- Work instructions
Please restate the data word for word, in full.

- Input for this task

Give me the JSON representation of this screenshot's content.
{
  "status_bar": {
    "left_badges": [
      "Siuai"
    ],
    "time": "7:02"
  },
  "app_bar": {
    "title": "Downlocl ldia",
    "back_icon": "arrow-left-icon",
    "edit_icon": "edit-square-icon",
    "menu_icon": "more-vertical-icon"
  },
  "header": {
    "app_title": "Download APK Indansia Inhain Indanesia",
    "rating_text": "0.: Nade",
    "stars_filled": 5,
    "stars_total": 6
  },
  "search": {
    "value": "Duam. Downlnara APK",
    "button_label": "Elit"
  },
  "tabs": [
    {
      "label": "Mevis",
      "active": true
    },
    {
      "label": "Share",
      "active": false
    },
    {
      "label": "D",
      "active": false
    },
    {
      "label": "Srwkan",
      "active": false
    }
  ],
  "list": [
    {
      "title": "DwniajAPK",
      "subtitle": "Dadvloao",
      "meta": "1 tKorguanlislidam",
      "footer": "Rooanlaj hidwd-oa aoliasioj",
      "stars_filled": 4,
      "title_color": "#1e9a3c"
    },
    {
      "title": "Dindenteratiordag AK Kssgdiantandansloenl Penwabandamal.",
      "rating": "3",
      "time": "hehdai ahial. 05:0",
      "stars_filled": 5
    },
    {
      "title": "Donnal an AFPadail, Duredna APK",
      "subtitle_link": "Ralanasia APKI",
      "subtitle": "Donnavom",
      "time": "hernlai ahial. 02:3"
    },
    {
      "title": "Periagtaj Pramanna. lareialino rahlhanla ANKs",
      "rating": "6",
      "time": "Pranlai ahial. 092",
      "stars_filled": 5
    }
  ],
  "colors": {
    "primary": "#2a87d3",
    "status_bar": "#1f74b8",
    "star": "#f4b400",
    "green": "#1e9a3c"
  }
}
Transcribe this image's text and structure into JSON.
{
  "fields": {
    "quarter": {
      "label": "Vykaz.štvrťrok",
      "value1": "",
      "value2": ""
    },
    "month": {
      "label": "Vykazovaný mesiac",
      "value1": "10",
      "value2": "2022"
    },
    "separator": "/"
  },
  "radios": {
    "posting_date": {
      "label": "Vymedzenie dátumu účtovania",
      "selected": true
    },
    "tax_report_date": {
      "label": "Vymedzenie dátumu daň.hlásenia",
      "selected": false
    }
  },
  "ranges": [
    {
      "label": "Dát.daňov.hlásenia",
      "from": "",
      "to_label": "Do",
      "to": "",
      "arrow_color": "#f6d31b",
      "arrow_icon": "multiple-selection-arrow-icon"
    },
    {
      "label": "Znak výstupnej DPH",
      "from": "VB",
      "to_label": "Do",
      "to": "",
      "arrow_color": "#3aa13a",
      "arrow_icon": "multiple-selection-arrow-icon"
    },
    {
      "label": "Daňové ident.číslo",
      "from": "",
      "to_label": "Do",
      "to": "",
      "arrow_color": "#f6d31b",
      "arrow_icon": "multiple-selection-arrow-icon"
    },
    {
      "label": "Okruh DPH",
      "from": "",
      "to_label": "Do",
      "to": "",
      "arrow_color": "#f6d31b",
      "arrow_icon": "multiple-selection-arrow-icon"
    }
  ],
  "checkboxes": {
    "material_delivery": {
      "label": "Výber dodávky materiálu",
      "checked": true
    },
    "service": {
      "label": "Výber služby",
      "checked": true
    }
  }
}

- Exercise response
Give me the JSON representation of this screenshot's content.
{
  "status_bar": {
    "left_badges": [
      "Siuai"
    ],
    "time": "7:02"
  },
  "app_bar": {
    "title": "Downlocl ldia",
    "back_icon": "arrow-left-icon",
    "edit_icon": "edit-square-icon",
    "menu_icon": "more-vertical-icon"
  },
  "header": {
    "app_title": "Download APK Indansia Inhain Indanesia",
    "rating_text": "0.: Nade",
    "stars_filled": 5,
    "stars_total": 6
  },
  "search": {
    "value": "Duam. Downlnara APK",
    "button_label": "Elit"
  },
  "tabs": [
    {
      "label": "Mevis",
      "active": true
    },
    {
      "label": "Share",
      "active": false
    },
    {
      "label": "D",
      "active": false
    },
    {
      "label": "Srwkan",
      "active": false
    }
  ],
  "list": [
    {
      "title": "DwniajAPK",
      "subtitle": "Dadvloao",
      "meta": "1 tKorguanlislidam",
      "footer": "Rooanlaj hidwd-oa aoliasioj",
      "stars_filled": 4,
      "title_color": "#1e9a3c"
    },
    {
      "title": "Dindenteratiordag AK Kssgdiantandansloenl Penwabandamal.",
      "rating": "3",
      "time": "hehdai ahial. 05:0",
      "stars_filled": 5
    },
    {
      "title": "Donnal an AFPadail, Duredna APK",
      "subtitle_link": "Ralanasia APKI",
      "subtitle": "Donnavom",
      "time": "hernlai ahial. 02:3"
    },
    {
      "title": "Periagtaj Pramanna. lareialino rahlhanla ANKs",
      "rating": "6",
      "time": "Pranlai ahial. 092",
      "stars_filled": 5
    }
  ],
  "colors": {
    "primary": "#2a87d3",
    "status_bar": "#1f74b8",
    "star": "#f4b400",
    "green": "#1e9a3c"
  }
}
Transcribe this image's text and structure into JSON.
{
  "fields": {
    "quarter": {
      "label": "Vykaz.štvrťrok",
      "value1": "",
      "value2": ""
    },
    "month": {
      "label": "Vykazovaný mesiac",
      "value1": "10",
      "value2": "2022"
    },
    "separator": "/"
  },
  "radios": {
    "posting_date": {
      "label": "Vymedzenie dátumu účtovania",
      "selected": true
    },
    "tax_report_date": {
      "label": "Vymedzenie dátumu daň.hlásenia",
      "selected": false
    }
  },
  "ranges": [
    {
      "label": "Dát.daňov.hlásenia",
      "from": "",
      "to_label": "Do",
      "to": "",
      "arrow_color": "#f6d31b",
      "arrow_icon": "multiple-selection-arrow-icon"
    },
    {
      "label": "Znak výstupnej DPH",
      "from": "VB",
      "to_label": "Do",
      "to": "",
      "arrow_color": "#3aa13a",
      "arrow_icon": "multiple-selection-arrow-icon"
    },
    {
      "label": "Daňové ident.číslo",
      "from": "",
      "to_label": "Do",
      "to": "",
      "arrow_color": "#f6d31b",
      "arrow_icon": "multiple-selection-arrow-icon"
    },
    {
      "label": "Okruh DPH",
      "from": "",
      "to_label": "Do",
      "to": "",
      "arrow_color": "#f6d31b",
      "arrow_icon": "multiple-selection-arrow-icon"
    }
  ],
  "checkboxes": {
    "material_delivery": {
      "label": "Výber dodávky materiálu",
      "checked": true
    },
    "service": {
      "label": "Výber služby",
      "checked": true
    }
  }
}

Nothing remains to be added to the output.